PROBLEM STATEMENT: Retrieve every line of the data holding the word "JSON".

PROVIDED DATA:
================
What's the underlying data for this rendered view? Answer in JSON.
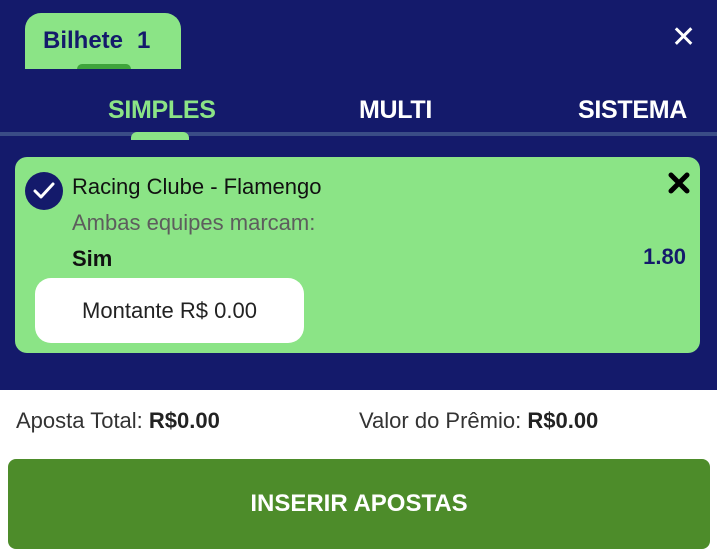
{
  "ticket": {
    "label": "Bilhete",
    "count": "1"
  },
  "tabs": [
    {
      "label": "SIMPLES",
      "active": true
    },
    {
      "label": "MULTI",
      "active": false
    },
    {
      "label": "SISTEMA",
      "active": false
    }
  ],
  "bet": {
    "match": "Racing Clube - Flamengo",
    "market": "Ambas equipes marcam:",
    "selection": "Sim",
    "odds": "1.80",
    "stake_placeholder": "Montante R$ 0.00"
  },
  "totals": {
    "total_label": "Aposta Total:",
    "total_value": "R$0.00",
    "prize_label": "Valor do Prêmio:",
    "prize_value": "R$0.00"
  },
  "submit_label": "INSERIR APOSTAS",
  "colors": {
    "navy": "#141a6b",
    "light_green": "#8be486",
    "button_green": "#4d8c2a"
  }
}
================
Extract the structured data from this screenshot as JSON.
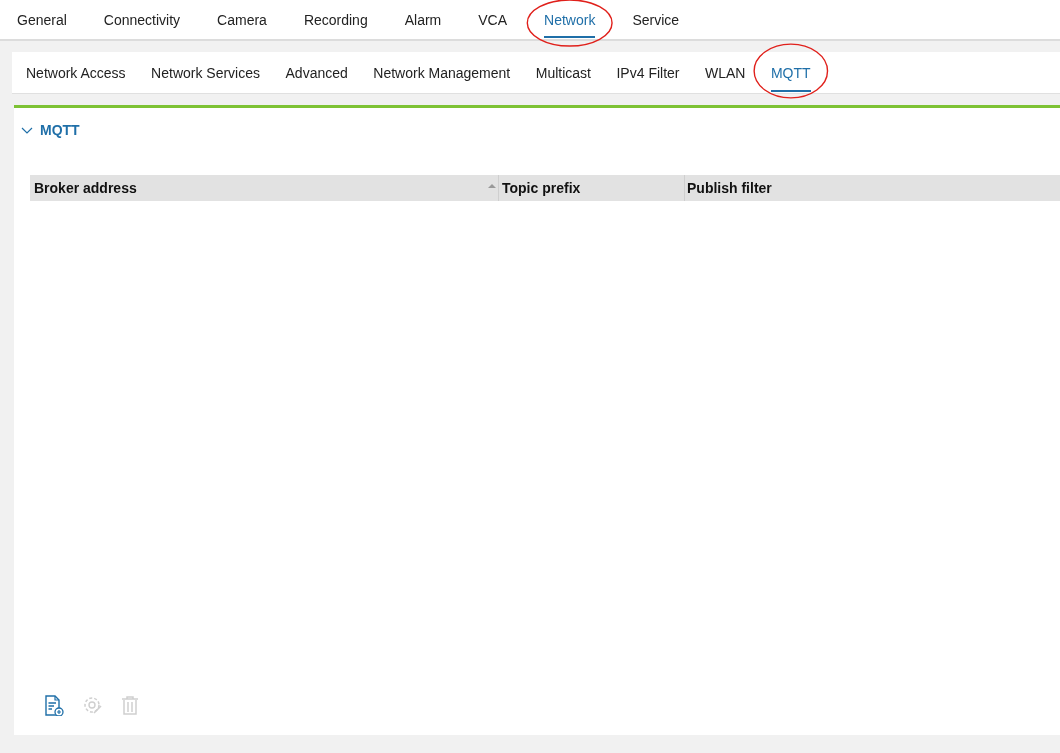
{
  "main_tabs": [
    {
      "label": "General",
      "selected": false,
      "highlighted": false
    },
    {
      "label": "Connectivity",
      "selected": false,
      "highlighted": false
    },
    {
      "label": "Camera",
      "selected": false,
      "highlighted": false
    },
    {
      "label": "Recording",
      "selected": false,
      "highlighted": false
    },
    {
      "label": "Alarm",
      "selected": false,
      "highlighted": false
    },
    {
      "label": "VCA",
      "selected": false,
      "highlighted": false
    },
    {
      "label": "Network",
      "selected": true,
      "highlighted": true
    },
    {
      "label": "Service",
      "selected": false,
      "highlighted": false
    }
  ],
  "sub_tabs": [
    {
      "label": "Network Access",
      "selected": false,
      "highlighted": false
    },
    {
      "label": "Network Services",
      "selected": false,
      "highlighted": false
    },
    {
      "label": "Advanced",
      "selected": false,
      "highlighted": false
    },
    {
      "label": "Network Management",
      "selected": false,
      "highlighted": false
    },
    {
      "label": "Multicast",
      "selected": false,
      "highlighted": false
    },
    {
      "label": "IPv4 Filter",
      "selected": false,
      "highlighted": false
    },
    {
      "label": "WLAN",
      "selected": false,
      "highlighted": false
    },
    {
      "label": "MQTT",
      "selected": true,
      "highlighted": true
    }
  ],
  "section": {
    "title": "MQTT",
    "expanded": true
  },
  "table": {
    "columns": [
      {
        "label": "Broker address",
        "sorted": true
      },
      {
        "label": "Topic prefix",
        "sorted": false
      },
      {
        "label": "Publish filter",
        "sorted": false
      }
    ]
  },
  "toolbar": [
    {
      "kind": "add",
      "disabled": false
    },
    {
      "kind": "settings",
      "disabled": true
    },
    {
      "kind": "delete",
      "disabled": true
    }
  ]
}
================
ANSWER BELOW:
What's the underlying data for this rendered view? Answer in JSON.
Extract the structured data from this screenshot as JSON.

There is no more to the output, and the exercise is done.